• Work request: Find the word "start" in the listing, and copy out each line where it turns up.
-=-=-
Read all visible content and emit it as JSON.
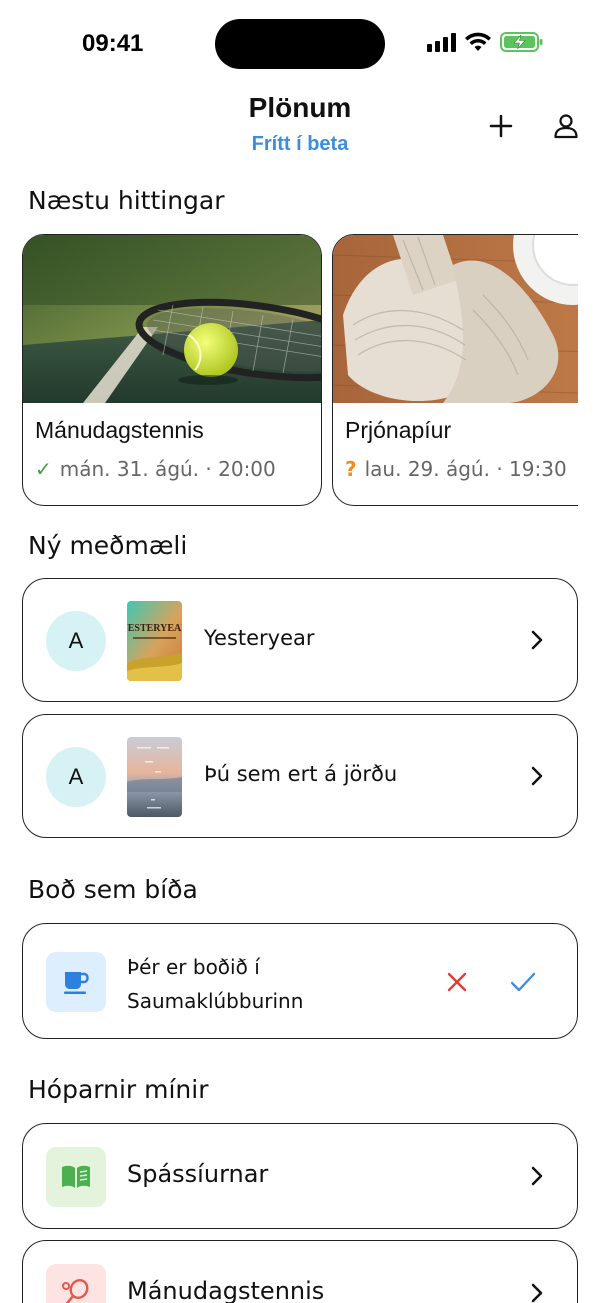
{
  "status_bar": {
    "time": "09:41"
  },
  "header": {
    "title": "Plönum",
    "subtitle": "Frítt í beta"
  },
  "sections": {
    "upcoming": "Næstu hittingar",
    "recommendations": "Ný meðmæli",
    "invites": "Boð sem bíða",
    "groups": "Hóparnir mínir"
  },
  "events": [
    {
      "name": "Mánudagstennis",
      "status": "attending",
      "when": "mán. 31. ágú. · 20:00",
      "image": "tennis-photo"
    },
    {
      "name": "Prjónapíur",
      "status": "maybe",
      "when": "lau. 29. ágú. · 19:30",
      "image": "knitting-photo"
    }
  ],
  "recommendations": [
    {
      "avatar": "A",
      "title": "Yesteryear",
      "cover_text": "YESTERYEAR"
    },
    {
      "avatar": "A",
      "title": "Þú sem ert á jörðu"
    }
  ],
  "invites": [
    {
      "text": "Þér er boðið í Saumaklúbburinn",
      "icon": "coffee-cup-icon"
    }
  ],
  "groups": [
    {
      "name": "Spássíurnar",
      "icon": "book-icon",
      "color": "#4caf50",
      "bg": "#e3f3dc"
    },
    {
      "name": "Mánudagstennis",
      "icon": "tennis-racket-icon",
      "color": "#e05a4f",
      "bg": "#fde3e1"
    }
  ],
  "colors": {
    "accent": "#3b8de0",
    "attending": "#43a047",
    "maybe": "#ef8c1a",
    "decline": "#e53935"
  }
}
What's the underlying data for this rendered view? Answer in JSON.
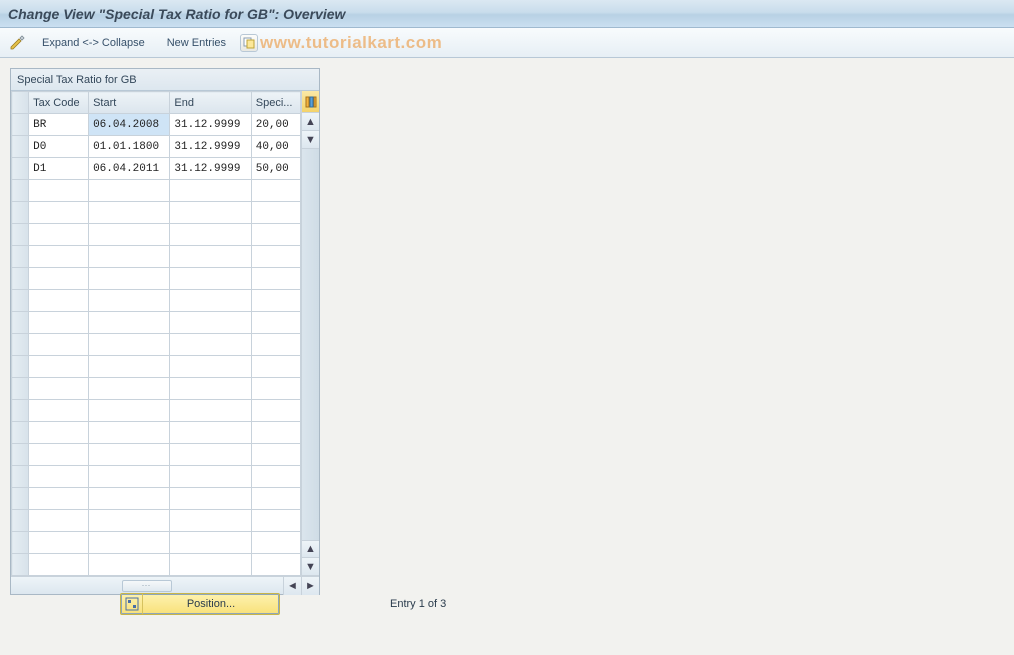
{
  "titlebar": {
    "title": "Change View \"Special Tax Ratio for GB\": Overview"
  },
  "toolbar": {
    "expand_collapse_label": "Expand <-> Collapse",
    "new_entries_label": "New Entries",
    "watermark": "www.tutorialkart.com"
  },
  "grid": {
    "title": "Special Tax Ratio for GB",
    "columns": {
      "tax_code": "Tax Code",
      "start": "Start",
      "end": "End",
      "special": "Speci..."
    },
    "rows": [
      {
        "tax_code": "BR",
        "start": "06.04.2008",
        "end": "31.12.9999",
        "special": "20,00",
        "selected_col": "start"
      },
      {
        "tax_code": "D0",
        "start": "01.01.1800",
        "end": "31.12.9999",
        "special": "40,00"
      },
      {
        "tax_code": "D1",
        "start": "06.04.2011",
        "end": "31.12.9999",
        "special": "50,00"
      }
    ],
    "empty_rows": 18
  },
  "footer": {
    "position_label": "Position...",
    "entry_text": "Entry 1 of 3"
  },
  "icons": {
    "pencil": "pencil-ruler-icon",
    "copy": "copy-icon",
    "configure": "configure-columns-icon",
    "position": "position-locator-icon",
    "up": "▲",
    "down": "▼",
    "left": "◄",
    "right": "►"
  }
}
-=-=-
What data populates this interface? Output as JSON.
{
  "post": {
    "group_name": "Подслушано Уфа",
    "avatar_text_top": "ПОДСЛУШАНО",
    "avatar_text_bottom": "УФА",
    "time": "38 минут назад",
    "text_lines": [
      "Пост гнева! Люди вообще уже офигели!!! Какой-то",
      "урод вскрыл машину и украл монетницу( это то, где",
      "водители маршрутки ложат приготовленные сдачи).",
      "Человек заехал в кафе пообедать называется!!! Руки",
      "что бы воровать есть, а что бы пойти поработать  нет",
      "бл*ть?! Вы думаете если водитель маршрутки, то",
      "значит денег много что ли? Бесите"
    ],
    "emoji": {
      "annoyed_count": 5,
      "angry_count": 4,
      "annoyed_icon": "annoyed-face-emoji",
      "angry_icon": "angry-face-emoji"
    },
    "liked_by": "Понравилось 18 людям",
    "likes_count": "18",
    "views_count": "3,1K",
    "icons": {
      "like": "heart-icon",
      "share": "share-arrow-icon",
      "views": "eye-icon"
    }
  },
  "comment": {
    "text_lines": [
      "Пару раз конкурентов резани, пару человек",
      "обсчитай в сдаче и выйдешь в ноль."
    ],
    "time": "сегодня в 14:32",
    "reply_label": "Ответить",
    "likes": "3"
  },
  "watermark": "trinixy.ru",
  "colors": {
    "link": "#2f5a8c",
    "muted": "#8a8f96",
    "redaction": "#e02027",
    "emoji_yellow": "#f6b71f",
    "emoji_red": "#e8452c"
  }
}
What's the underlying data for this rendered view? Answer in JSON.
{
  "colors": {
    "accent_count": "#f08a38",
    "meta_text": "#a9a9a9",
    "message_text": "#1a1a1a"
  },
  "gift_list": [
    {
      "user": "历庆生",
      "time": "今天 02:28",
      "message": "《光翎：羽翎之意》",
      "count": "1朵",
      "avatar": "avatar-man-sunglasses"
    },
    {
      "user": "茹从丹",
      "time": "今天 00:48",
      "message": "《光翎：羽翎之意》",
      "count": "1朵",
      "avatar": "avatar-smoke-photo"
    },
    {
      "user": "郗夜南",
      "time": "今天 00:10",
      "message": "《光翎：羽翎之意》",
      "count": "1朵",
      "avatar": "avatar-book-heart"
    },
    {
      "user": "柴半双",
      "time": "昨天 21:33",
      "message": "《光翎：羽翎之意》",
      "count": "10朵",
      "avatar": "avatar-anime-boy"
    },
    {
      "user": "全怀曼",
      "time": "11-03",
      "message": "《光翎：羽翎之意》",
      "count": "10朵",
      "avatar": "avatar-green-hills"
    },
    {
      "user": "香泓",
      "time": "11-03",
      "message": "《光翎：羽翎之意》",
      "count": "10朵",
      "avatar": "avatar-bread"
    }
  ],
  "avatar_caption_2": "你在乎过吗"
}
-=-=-
• Answer area:
      "start": "Start",
        "start": "06.04.2008",
        "selected_col": "start"
        "start": "01.01.1800",
        "start": "06.04.2011",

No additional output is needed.